- Afghan officials have announced that dozens of Tajik militants are currently fighting alongside Taliban forces in Badakhshan Province, Afghanistan. Skirmishes have taken place throughout the province in recent days, leaving at least one of the Tajik militants dead. Badakshan Province currently plays host to Taliban forces as well as to the Islamic Movement of Uzbekistan, amongst other militant organizations.
- Chinese officials have seized nearly $140,000 USD from the bank account of recently jailed Uyghur scholar Ilham Tohti. The leading Uyghur activist and former university professor was recently given a life sentence on charges of “separatism” despite widespread criticism of the charges as oppressive and fraudulent in nature. The seizure of Tohti’s funds has put the livelihood of his family in jeopardy and made it impossible for mortgage payments to be made.
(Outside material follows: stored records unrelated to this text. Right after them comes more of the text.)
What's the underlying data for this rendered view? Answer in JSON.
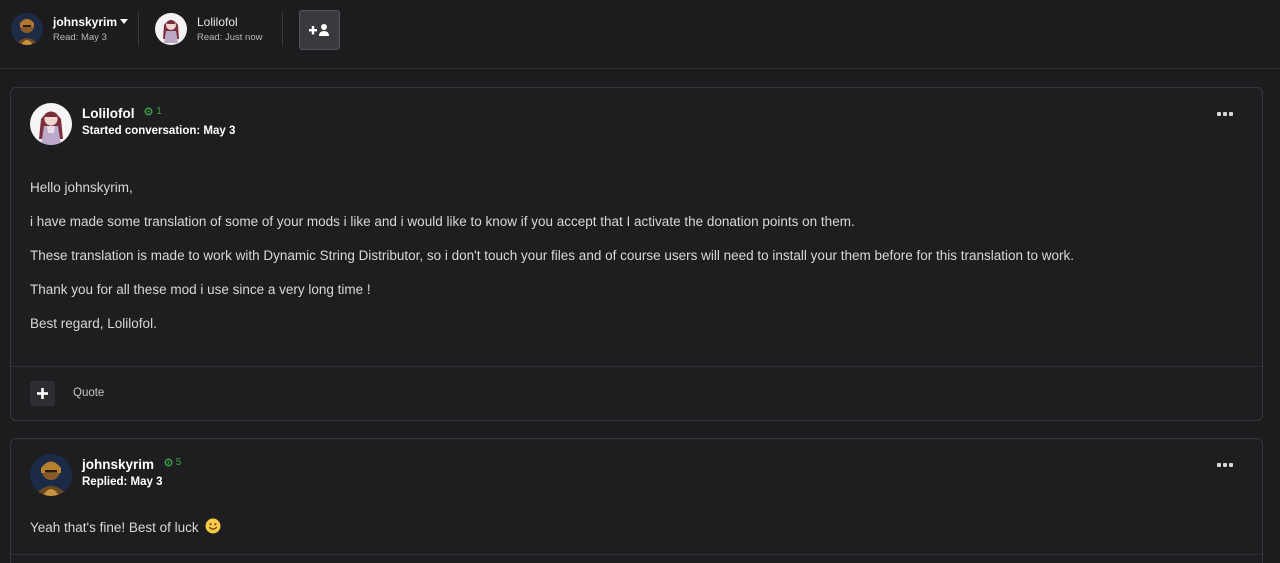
{
  "participants": [
    {
      "name": "johnskyrim",
      "read": "Read: May 3",
      "avatar": "knight-avatar"
    },
    {
      "name": "Lolilofol",
      "read": "Read: Just now",
      "avatar": "girl-avatar"
    }
  ],
  "add_participant_icon": "plus-user-icon",
  "posts": [
    {
      "author": "Lolilofol",
      "rank": "1",
      "meta": "Started conversation: May 3",
      "body": [
        "Hello johnskyrim,",
        "i have made some translation of some of your mods i like and i would like to know if you accept that I activate the donation points on them.",
        "These translation is made to work with Dynamic String Distributor, so i don't touch your files and of course users will need to install your them before for this translation to work.",
        "Thank you for all these mod i use since a very long time !",
        "Best regard, Lolilofol."
      ],
      "footer": {
        "quote_label": "Quote"
      }
    },
    {
      "author": "johnskyrim",
      "rank": "5",
      "meta": "Replied: May 3",
      "body": [
        "Yeah that's fine! Best of luck"
      ],
      "emoji": "smiley-emoji"
    }
  ],
  "colors": {
    "background": "#1c1c1e",
    "card": "#1e1e21",
    "rank_green": "#3aa34a"
  }
}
- The World Bank ranked Tajikistan number one in its list of countries with the greatest amount of business-friendly reforms adopted in the last year. The report issued by the World Bank shows that Tajikistan improved access to credit information, made starting a business easier and reduced the steps necessary to obtain a construction permit.
- Iran and China have strengthened naval relations. Chinese warships for the first time docked at an Iranian harbor this past week, while naval commanders representing both sides announced increased maritime cooperation in the coming years. Thus far few details have not been released regarding the specifics of the cooperation, though access to Iranian ports will facilitate Chinese maritime shipping operations in Africa, among other places. The Iranian navy is still limited to World War II era diesel submarines and a handful of small warships, and could benefit from closer ties with China if Beijing proves willing and able to sell Tehran some of its naval technology.
- Ukrainian and Russian officials were bargaining and negotiating last night on the latest payment of Ukrainian gas debts, while EU officials attempted to broker a deal that would keep gas flowing. EU Energy Commissioner Guenther Oettinger arranged a meeting with Russian Energy Minister Alexander Novak and a large delegation from Ukraine and Gazprom. Moscow frequently cites Ukraine’s gas debt at $4.5 billion, and the IMF and EU are looking for more investors to keep the government solvent.